→ **Exercise prompt**:
Copy, from the material below, each line where "JSON" shows up.

→ **Material for this exercise**:
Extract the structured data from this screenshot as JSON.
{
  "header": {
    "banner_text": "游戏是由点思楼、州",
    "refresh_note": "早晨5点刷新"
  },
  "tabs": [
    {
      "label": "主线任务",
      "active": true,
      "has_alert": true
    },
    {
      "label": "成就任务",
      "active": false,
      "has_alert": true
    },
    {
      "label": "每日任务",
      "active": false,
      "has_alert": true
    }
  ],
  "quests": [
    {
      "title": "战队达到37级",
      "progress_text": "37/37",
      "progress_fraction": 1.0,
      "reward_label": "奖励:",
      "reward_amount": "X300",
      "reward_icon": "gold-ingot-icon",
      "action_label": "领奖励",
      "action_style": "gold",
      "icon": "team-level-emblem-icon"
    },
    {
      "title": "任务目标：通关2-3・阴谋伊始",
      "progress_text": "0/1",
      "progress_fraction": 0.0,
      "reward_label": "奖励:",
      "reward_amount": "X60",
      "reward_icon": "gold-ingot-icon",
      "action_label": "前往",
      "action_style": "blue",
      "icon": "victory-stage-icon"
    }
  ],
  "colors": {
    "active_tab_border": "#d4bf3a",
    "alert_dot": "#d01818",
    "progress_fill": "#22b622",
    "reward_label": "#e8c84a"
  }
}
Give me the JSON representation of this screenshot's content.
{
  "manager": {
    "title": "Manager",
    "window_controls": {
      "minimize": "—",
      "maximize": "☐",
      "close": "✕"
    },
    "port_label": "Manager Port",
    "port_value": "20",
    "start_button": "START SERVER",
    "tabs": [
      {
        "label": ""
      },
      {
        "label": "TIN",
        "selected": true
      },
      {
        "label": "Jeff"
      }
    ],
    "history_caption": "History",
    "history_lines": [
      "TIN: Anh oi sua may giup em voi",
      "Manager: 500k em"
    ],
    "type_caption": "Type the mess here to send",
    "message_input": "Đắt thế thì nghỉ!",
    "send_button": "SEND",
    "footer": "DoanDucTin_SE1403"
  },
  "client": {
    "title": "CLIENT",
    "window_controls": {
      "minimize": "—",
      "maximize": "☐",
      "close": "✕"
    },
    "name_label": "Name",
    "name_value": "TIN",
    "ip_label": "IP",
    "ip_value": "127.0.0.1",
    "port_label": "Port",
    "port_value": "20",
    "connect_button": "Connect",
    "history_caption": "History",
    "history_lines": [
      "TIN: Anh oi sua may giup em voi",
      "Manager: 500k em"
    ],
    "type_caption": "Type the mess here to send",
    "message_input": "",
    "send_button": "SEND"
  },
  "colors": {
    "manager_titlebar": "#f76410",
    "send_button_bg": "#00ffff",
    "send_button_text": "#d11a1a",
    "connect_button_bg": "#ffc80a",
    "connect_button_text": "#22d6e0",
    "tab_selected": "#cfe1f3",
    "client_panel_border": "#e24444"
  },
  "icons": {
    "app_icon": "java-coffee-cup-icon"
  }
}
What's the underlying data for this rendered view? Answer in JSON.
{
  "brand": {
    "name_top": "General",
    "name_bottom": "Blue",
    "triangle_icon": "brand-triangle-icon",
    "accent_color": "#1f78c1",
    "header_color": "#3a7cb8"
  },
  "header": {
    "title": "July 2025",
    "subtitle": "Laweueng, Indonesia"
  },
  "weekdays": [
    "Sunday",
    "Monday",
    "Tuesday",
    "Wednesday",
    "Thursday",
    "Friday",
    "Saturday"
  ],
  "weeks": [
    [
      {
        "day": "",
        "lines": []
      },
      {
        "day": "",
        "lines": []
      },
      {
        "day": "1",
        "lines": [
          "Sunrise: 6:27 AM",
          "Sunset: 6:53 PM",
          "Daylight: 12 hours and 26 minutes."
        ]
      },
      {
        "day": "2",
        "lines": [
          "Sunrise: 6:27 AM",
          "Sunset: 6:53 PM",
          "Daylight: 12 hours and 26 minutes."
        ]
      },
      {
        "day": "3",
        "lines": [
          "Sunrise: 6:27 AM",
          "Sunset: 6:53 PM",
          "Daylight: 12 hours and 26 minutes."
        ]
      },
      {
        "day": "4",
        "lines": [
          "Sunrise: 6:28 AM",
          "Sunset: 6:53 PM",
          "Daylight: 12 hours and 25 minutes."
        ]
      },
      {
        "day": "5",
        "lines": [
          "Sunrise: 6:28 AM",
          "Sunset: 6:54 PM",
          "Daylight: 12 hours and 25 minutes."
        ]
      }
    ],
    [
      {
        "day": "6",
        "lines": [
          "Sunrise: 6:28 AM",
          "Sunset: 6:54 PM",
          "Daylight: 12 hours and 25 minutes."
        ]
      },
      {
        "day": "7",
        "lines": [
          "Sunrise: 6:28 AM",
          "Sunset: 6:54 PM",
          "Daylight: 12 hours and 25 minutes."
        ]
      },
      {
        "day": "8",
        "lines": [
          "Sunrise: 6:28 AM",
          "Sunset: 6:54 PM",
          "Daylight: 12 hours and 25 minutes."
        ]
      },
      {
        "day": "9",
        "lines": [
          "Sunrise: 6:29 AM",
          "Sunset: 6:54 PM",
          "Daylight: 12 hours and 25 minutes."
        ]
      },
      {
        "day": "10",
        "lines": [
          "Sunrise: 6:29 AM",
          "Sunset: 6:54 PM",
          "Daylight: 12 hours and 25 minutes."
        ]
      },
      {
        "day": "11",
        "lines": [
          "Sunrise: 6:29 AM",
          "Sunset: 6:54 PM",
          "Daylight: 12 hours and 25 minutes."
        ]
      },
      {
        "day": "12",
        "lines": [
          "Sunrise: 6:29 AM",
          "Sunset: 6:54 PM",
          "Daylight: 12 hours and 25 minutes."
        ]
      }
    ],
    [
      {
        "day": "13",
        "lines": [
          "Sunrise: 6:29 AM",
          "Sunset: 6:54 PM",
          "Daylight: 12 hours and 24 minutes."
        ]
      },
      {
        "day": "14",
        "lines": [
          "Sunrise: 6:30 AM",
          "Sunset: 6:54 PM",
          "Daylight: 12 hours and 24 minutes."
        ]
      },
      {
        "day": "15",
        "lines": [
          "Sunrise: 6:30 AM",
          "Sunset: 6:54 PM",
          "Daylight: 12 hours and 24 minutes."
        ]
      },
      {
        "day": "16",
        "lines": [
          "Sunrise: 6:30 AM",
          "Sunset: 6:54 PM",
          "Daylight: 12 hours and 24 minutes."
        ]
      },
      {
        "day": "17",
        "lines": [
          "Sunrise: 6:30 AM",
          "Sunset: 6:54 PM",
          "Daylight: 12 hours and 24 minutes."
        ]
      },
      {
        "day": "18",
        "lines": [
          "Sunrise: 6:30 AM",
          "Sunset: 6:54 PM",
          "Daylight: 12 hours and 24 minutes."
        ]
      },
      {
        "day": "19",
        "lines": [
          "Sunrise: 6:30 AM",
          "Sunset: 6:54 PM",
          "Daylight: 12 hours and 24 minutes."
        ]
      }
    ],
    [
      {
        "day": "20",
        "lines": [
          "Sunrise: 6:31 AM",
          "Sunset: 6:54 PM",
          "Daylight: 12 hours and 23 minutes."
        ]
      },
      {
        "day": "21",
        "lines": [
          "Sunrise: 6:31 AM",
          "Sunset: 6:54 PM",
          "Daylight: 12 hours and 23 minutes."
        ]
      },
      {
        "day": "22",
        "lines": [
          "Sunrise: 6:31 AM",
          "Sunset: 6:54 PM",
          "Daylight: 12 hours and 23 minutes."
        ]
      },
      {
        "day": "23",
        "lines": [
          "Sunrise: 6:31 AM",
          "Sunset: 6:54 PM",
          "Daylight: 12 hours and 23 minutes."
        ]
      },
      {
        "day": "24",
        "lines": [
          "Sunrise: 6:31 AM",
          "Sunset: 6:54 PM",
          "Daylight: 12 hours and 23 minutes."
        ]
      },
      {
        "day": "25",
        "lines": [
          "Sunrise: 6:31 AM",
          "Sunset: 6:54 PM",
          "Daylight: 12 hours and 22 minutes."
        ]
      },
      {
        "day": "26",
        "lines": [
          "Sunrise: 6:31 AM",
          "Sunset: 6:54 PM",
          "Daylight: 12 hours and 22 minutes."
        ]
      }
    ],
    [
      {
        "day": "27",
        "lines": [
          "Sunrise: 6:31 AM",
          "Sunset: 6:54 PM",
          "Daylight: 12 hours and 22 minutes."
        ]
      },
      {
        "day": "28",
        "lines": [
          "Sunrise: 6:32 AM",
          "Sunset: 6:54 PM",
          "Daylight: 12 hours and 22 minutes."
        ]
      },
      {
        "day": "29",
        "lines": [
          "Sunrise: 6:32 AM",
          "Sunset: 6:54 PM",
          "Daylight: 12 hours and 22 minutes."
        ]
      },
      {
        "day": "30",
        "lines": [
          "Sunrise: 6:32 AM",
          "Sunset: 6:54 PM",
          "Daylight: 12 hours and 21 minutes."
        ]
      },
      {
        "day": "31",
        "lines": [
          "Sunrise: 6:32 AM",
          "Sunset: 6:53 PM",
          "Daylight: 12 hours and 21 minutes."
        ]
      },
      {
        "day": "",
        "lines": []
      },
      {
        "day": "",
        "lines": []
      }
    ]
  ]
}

→ **Solution**:
Extract the structured data from this screenshot as JSON.
Give me the JSON representation of this screenshot's content.
What's the underlying data for this rendered view? Answer in JSON.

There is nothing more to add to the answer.